It is often said that the United Kingdom does not have a constitution. In a narrow sense that is true. There is no single document which codifies the major constitutional rules in the UK. Of course, in a wider sense, the UK does have a constitution - and it is written - but it is not to be found in one place. Statutes, reports of judgements in cases, conventions and other rules (such as the standing orders of each House of parliament) are where "the constitution" is to be found.

It would be a mistake to imagine that the US constitution is confined to The Constitution. Caselaw is important - and there are conventions which do control the behaviour of the political actors.

It is worth comparing the constitutions. What can we learn from each? What are the advantages and disadvantages of each system?
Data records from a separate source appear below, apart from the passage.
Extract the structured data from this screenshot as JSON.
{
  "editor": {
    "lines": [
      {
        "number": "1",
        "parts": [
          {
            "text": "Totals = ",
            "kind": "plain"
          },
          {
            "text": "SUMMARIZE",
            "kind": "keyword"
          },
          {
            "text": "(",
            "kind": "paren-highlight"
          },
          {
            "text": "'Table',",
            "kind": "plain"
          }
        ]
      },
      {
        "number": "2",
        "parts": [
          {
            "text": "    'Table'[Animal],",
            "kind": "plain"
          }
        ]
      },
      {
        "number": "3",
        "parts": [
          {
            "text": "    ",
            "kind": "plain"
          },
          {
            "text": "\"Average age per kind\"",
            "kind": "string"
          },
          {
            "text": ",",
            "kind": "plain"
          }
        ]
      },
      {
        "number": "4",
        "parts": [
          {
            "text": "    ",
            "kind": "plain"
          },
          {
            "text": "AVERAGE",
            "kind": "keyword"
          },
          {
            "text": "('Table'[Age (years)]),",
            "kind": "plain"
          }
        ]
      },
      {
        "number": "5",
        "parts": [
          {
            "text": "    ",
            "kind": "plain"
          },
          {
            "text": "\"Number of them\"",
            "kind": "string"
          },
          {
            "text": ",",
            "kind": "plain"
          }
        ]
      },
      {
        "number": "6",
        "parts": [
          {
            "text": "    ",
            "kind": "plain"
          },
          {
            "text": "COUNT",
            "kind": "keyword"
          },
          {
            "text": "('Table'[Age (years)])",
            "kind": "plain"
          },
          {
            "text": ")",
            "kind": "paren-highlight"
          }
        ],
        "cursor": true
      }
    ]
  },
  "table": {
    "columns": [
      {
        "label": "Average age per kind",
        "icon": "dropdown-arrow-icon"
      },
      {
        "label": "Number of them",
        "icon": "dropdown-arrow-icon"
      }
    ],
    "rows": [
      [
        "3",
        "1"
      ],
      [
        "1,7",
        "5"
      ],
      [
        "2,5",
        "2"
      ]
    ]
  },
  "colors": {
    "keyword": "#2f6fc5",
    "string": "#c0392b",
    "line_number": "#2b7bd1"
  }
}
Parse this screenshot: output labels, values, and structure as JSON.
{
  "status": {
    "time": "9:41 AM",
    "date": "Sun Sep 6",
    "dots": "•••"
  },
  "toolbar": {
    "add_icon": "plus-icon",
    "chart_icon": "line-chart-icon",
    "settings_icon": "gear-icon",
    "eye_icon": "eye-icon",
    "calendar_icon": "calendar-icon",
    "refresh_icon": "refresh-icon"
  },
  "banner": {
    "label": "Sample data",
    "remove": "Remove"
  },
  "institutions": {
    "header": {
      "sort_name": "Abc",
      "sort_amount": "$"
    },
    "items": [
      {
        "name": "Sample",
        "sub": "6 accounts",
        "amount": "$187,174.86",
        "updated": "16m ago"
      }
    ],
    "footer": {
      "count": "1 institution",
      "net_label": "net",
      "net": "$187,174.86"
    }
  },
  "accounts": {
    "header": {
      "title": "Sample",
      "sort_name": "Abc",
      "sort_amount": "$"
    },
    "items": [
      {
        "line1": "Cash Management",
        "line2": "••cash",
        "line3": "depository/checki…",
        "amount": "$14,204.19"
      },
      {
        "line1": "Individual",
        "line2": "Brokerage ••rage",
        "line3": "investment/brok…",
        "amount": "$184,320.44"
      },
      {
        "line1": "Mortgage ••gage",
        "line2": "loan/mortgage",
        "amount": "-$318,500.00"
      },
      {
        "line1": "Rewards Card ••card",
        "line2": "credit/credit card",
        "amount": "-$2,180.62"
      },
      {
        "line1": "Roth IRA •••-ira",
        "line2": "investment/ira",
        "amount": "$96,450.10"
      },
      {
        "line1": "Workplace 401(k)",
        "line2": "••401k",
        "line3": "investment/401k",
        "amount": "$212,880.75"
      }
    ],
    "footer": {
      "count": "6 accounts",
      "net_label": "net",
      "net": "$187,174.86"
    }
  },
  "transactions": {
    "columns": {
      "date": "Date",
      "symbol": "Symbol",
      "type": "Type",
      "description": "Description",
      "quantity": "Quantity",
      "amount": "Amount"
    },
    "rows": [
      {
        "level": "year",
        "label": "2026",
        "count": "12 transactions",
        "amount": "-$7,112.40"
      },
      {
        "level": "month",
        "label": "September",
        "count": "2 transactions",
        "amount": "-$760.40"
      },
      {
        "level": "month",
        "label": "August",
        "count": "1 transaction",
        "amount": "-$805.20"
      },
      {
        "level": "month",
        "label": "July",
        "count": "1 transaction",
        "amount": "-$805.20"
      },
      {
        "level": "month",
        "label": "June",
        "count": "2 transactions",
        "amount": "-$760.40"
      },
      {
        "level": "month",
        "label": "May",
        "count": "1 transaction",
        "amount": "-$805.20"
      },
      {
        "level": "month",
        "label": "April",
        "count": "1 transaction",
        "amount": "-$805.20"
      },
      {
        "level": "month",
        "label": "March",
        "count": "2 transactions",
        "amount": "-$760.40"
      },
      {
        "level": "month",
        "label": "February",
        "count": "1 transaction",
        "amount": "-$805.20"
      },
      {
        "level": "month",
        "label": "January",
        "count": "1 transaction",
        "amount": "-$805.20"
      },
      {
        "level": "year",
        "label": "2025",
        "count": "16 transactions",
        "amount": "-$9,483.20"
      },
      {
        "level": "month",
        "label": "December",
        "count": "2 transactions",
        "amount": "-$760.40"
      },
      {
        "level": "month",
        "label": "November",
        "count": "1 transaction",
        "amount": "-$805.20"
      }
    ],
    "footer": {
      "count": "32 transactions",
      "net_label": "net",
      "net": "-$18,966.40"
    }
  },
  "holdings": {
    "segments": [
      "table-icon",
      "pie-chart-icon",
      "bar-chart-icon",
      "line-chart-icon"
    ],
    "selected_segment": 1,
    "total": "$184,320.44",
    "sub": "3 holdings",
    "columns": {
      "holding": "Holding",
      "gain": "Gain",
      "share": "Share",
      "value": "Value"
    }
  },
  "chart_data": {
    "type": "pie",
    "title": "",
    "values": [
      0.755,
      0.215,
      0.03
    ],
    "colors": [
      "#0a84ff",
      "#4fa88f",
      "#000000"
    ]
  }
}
How far are constitutional practices transferable?

Separation of powers has always been an aspect of the British system (Montesquieu used the British system as an example of separation of powers!). However it has always been limited. One of the most important developments of recent years has been a strengthening of the separation in the UK. The Lord Chancellor once played an active role in the highest Court (House of Lords judicial Committee), sitting as a judge - while - like all of the Judicial committee - being a member of the legislature (House of Lords). He was also a leading member of the Cabinet, a key body in the Executive. No longer - the Lord Chancellor has no role as a judge. The Supreme Court has been created, and the link to the House of Lords broken.

But has it gone far enough. Some argue, for example Graham Allen MP, that we need to move from a parliamentary system - to a complete separation of the Executive and Legislature.

What do you think? What lessons can be learned from your own system? Do share your views on Washminster.